And second, I noticed yesterday, and this was the point I was going to make, Juan, so let me finish it belatedly if you don't mind.
WILLIAMS: Just raise your hand.
ROVE: I think the conversation -- no, no, it's you who is raising your hand my friend, you.
HANNITY: All right.
ROVE: The conversation would have been different I think yesterday, had people step forward and said, "You know what? This is another instance where somebody with a record of mental illness has been able to purchase a gun, so maybe we ought to focus and find common ground on what can we do as a society." We have these probations in law called HIPA, the Health Insurance Privacy Act, that keep people from being -- who have mental illnesses, from being tagged and kept from the purchase of weapons.
But again, we didn't have that. We got, "We have to stop having AR-15s," when an AR-15s was not involved. And once again it happened in an area, a part of the country with very serious and severe gun laws in place.
WILLIAMS: All right, Karl, I'm raising my hand, all right? I'm raising my hand.
Let me just quickly say Karl, what you have got here is a situation where they don't say anything, the NRA, because they understand that reasonable, thoughtful Americans, a clear majority in all the polls, believe that you can do things that are just common sense, like expand background checks to online purchases and gun shows. You can do this.
ROVE: You know, maybe --
WILLIAMS: And Americans would buy into the idea of handling psychiatric treatment is part of a larger agenda, but not by itself.
HANNITY: One at a time. All right. Karl.
ROVE: Look, I am glad you sit in the circles, the leadership circles, the board of directors of the National Rifle Association and can explain to us why they do the things they do. I take them at their word that they think it's appropriate on a day like this not to politicize it, and this was politicize by the president of the United States making inappropriate comments, and by Senator Feinstein immediately going out without knowing the information at hand, and rattling on, and by the mayor of -- the mayor of Washington, D.C.
So, you know, we're not going to agree on this, you think it was fine and dandy for them to do it. I don't think it is.
HANNITY: All right.
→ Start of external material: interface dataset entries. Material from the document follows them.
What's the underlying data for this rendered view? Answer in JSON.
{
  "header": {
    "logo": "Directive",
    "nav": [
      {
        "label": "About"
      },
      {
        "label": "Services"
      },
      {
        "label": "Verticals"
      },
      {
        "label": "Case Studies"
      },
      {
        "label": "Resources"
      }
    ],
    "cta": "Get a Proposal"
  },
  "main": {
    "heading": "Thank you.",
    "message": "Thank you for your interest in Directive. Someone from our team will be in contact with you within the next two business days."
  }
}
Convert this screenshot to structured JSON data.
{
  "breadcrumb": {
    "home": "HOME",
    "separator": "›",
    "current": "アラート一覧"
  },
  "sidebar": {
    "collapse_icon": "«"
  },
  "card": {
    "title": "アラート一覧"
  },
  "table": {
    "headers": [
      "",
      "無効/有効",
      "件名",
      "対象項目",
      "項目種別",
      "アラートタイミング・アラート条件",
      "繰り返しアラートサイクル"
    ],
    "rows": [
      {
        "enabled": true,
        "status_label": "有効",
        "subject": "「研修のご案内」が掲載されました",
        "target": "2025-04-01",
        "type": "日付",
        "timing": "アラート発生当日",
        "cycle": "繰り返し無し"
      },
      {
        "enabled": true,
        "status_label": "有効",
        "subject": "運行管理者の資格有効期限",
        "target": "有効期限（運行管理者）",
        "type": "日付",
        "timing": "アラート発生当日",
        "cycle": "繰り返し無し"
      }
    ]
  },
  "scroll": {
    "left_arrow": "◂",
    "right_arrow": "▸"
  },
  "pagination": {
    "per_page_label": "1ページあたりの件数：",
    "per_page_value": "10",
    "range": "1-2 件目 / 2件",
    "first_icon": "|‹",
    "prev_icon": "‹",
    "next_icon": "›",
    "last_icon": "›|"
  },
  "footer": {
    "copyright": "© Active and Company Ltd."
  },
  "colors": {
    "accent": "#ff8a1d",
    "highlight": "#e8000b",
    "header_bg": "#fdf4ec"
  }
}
Let me ask you this question.
ROVE: And most of the American people don't either.
HANNITY: What about the president who is making all this political hay, and attacking Republicans just hours after this happens? Juan, is there not any inappropriateness there? And then we have Jay Carney go out once again, he's going to bypass Congress, and he's going to use executive orders, what he can't get done legislatively he will just take the power upon himself. That is problematic for something like the Constitution, you know.